Govik insists that automating data-gathering “frees up” journalists to concentrate on tasks that bots cannot do. Mittmedia’s most successful news machine is the Homeowner bot. It scours the Land Registry for data points: location, size, price, etc. It spots outliers –  a high price or a famous owner, for example. If it were a reporter, you would say it had “found a news angle”. But it’s not. The result is a short machine-written article bylined “by MittMedia TextRobot”.

Similar bots write localised weather reports. Automated sport reporting means not only football and ice hockey but also minority sports all get a match report every time they are played.

‘Garbage In, Garbage Out’

If anything goes wrong, Govik blames a human for providing bad source data. Here the old saying “garbage in, garbage out” can result in a catastrophic loss of trust in the news provider.

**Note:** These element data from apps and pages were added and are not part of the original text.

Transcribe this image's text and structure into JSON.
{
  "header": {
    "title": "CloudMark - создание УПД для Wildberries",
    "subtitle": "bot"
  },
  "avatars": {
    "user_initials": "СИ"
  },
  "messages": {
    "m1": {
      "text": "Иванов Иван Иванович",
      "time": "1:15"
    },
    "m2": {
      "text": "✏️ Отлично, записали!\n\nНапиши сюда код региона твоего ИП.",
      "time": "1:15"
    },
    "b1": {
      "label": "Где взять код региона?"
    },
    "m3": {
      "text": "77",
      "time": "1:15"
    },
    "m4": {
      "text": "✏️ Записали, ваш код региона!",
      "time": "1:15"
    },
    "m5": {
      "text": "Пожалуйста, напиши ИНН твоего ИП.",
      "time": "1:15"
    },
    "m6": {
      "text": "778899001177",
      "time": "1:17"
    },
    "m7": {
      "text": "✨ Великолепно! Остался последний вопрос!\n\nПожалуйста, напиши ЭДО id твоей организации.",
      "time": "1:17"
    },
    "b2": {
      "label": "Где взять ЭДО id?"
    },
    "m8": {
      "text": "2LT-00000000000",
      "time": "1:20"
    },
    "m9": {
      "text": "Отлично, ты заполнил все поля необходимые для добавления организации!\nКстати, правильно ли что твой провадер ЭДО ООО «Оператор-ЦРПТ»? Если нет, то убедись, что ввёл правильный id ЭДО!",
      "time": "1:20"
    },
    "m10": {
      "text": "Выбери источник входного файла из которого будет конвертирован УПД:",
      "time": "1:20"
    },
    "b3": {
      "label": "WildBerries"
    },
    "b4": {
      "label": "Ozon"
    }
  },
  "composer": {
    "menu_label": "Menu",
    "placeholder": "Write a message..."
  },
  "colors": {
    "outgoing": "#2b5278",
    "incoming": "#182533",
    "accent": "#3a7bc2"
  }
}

Deepfake videos, multi-lingual lip syncing and face-swapping are tools of the trade for purveyors of disinformation. But like all software, they can also be used for legitimate purposes.

Europeans apparently don’t care that some of the news is human-free.  According to the European Commission Eurobarometer, 75% of respondents are positive towards new technologies. It’s the direct opposite of US users’ views. The Pew Research Center’s 2017 survey found that 72% of respondents expressed worry about automation.

Deepfake videos, multi-lingual lip syncing and face-swapping are tools of the trade for purveyors of disinformation. But like all software, they can also be used for legitimate purposes. Jacob Markham from the BBC Blue Room explained to CIRCOM how these apps can support national and regional identity – for example by dubbing the news into a different language or dialect.

Yet bots are only part of the answer. Trustworthy news demands a personal connection. When Bavarian Broadcasting’s young presenters ditched TV and moved into a “flatshare” on Instagram, that worked. The reporters chat in their “kitchen” about Venezuela, and who ate the last avocado in the fridge. Insta followers have now reached 41,400. BBC Brexitcast and YouTuber Rezo’s “Destruction of the CDU”(14 million views) also point to new forms of youth engagement.  But in the European Youth Capital Novi Sad, the real teens working with RTV’s Ivana Miloradov feel patronised by blue-haired presenters and dizzying special effects. They want their views to be heard in an old-school audio podcast!

Giving a voice to older viewers, Sweden’s public service television SVT’s Anne Lagercrantz’s team toured the country with coffee and cinnamon buns, to chat about the news they need.

German public broadcaster ZDF’s experience was more hardcore. Their crew lived in a flat in a Soviet-style block in Cottbus for six weeks, interviewing locals. Cottbus witnessed 2018’s most vociferous anti-immigrant protests  and attacks on camera crews. ZDF ’s experiment revealed what motivates people to act in this way.

Joining up viewers with the political process takes even more guts and patience. RTV Oost Netherlands’s listening exercise produced a CIRCOM prize for innovation – and a book of grievances. They delivered it to the newly-elected mayor – all captured on camera, and broadcast as live. The mayor promised to act on them.

If he does, this might qualify as “constructive journalism”. The concept made many conference delegates squirm and roll their eyes.

“But it’s not about happy stories”, insisted Cynara Vetch of the Constructive Institute. She cites research showing almost half of the respondents (48%) believe there is too much negativity and 37% don’t believe it. Political polarisation comes from broadcasters pitting political opponents against each other, says Vetch. She argues instead for a “calm, curious space” such as a round-table debate and a real-life follow-up. Bots can’t deliver that. Yet.